### Task requirements
Each line below should be quoted exactly, please.

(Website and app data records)
_ _ _ _

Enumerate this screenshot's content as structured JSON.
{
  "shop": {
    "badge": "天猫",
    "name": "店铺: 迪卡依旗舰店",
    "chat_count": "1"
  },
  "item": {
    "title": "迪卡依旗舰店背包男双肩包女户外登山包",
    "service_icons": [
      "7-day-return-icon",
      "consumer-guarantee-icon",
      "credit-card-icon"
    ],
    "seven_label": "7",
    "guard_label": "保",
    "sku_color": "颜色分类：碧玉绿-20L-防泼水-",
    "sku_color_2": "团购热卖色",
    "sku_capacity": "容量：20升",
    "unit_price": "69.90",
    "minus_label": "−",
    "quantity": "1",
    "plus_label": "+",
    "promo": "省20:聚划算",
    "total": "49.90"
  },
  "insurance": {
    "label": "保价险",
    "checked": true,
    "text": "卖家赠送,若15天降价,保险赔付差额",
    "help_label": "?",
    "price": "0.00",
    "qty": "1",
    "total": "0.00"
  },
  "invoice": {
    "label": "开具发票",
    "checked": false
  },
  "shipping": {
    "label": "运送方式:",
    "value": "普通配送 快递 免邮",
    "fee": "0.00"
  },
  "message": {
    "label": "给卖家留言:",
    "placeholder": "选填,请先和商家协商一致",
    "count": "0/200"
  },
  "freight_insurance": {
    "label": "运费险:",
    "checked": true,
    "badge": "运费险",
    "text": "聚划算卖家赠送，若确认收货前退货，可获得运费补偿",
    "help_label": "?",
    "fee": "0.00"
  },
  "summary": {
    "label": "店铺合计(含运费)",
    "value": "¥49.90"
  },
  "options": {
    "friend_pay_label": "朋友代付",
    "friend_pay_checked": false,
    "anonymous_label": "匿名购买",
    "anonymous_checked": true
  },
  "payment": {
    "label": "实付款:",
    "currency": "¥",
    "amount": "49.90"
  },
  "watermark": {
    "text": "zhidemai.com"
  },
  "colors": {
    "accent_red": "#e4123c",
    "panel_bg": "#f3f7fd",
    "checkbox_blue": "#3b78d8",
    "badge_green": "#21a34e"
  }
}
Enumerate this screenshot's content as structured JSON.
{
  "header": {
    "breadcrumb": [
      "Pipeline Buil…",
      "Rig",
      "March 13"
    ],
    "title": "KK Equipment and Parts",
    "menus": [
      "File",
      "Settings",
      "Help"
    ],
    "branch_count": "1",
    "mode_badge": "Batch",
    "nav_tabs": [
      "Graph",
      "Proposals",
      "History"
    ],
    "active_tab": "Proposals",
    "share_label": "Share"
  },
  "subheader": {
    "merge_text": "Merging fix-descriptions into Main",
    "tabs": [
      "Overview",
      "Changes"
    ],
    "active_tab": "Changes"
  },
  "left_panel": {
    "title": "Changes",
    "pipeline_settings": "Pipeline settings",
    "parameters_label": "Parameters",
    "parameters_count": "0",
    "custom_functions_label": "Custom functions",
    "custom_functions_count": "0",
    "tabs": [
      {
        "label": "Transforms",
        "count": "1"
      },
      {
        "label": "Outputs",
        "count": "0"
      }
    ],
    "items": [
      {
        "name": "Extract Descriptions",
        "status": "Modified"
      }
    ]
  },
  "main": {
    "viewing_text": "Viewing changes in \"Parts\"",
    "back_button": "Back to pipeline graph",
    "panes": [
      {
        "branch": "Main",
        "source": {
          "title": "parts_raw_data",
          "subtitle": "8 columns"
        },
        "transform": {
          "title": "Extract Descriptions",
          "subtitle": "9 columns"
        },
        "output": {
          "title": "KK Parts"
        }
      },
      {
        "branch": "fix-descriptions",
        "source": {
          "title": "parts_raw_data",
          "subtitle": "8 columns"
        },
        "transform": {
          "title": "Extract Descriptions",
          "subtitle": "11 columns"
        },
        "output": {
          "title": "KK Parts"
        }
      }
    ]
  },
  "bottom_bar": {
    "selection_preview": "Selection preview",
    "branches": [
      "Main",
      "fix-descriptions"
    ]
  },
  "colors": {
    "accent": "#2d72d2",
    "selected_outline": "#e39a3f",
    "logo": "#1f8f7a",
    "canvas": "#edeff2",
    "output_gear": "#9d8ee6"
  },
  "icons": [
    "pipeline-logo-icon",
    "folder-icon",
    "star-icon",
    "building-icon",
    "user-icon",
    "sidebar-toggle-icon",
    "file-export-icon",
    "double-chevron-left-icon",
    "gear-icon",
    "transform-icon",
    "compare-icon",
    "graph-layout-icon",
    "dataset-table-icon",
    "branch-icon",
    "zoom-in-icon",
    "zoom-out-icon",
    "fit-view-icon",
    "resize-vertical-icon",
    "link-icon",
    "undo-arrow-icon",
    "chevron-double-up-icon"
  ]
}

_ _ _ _

### Answer space
Enumerate this screenshot's content as structured JSON.
{
  "shop": {
    "badge": "天猫",
    "name": "店铺: 迪卡依旗舰店",
    "chat_count": "1"
  },
  "item": {
    "title": "迪卡依旗舰店背包男双肩包女户外登山包",
    "service_icons": [
      "7-day-return-icon",
      "consumer-guarantee-icon",
      "credit-card-icon"
    ],
    "seven_label": "7",
    "guard_label": "保",
    "sku_color": "颜色分类：碧玉绿-20L-防泼水-",
    "sku_color_2": "团购热卖色",
    "sku_capacity": "容量：20升",
    "unit_price": "69.90",
    "minus_label": "−",
    "quantity": "1",
    "plus_label": "+",
    "promo": "省20:聚划算",
    "total": "49.90"
  },
  "insurance": {
    "label": "保价险",
    "checked": true,
    "text": "卖家赠送,若15天降价,保险赔付差额",
    "help_label": "?",
    "price": "0.00",
    "qty": "1",
    "total": "0.00"
  },
  "invoice": {
    "label": "开具发票",
    "checked": false
  },
  "shipping": {
    "label": "运送方式:",
    "value": "普通配送 快递 免邮",
    "fee": "0.00"
  },
  "message": {
    "label": "给卖家留言:",
    "placeholder": "选填,请先和商家协商一致",
    "count": "0/200"
  },
  "freight_insurance": {
    "label": "运费险:",
    "checked": true,
    "badge": "运费险",
    "text": "聚划算卖家赠送，若确认收货前退货，可获得运费补偿",
    "help_label": "?",
    "fee": "0.00"
  },
  "summary": {
    "label": "店铺合计(含运费)",
    "value": "¥49.90"
  },
  "options": {
    "friend_pay_label": "朋友代付",
    "friend_pay_checked": false,
    "anonymous_label": "匿名购买",
    "anonymous_checked": true
  },
  "payment": {
    "label": "实付款:",
    "currency": "¥",
    "amount": "49.90"
  },
  "watermark": {
    "text": "zhidemai.com"
  },
  "colors": {
    "accent_red": "#e4123c",
    "panel_bg": "#f3f7fd",
    "checkbox_blue": "#3b78d8",
    "badge_green": "#21a34e"
  }
}
Enumerate this screenshot's content as structured JSON.
{
  "header": {
    "breadcrumb": [
      "Pipeline Buil…",
      "Rig",
      "March 13"
    ],
    "title": "KK Equipment and Parts",
    "menus": [
      "File",
      "Settings",
      "Help"
    ],
    "branch_count": "1",
    "mode_badge": "Batch",
    "nav_tabs": [
      "Graph",
      "Proposals",
      "History"
    ],
    "active_tab": "Proposals",
    "share_label": "Share"
  },
  "subheader": {
    "merge_text": "Merging fix-descriptions into Main",
    "tabs": [
      "Overview",
      "Changes"
    ],
    "active_tab": "Changes"
  },
  "left_panel": {
    "title": "Changes",
    "pipeline_settings": "Pipeline settings",
    "parameters_label": "Parameters",
    "parameters_count": "0",
    "custom_functions_label": "Custom functions",
    "custom_functions_count": "0",
    "tabs": [
      {
        "label": "Transforms",
        "count": "1"
      },
      {
        "label": "Outputs",
        "count": "0"
      }
    ],
    "items": [
      {
        "name": "Extract Descriptions",
        "status": "Modified"
      }
    ]
  },
  "main": {
    "viewing_text": "Viewing changes in \"Parts\"",
    "back_button": "Back to pipeline graph",
    "panes": [
      {
        "branch": "Main",
        "source": {
          "title": "parts_raw_data",
          "subtitle": "8 columns"
        },
        "transform": {
          "title": "Extract Descriptions",
          "subtitle": "9 columns"
        },
        "output": {
          "title": "KK Parts"
        }
      },
      {
        "branch": "fix-descriptions",
        "source": {
          "title": "parts_raw_data",
          "subtitle": "8 columns"
        },
        "transform": {
          "title": "Extract Descriptions",
          "subtitle": "11 columns"
        },
        "output": {
          "title": "KK Parts"
        }
      }
    ]
  },
  "bottom_bar": {
    "selection_preview": "Selection preview",
    "branches": [
      "Main",
      "fix-descriptions"
    ]
  },
  "colors": {
    "accent": "#2d72d2",
    "selected_outline": "#e39a3f",
    "logo": "#1f8f7a",
    "canvas": "#edeff2",
    "output_gear": "#9d8ee6"
  },
  "icons": [
    "pipeline-logo-icon",
    "folder-icon",
    "star-icon",
    "building-icon",
    "user-icon",
    "sidebar-toggle-icon",
    "file-export-icon",
    "double-chevron-left-icon",
    "gear-icon",
    "transform-icon",
    "compare-icon",
    "graph-layout-icon",
    "dataset-table-icon",
    "branch-icon",
    "zoom-in-icon",
    "zoom-out-icon",
    "fit-view-icon",
    "resize-vertical-icon",
    "link-icon",
    "undo-arrow-icon",
    "chevron-double-up-icon"
  ]
}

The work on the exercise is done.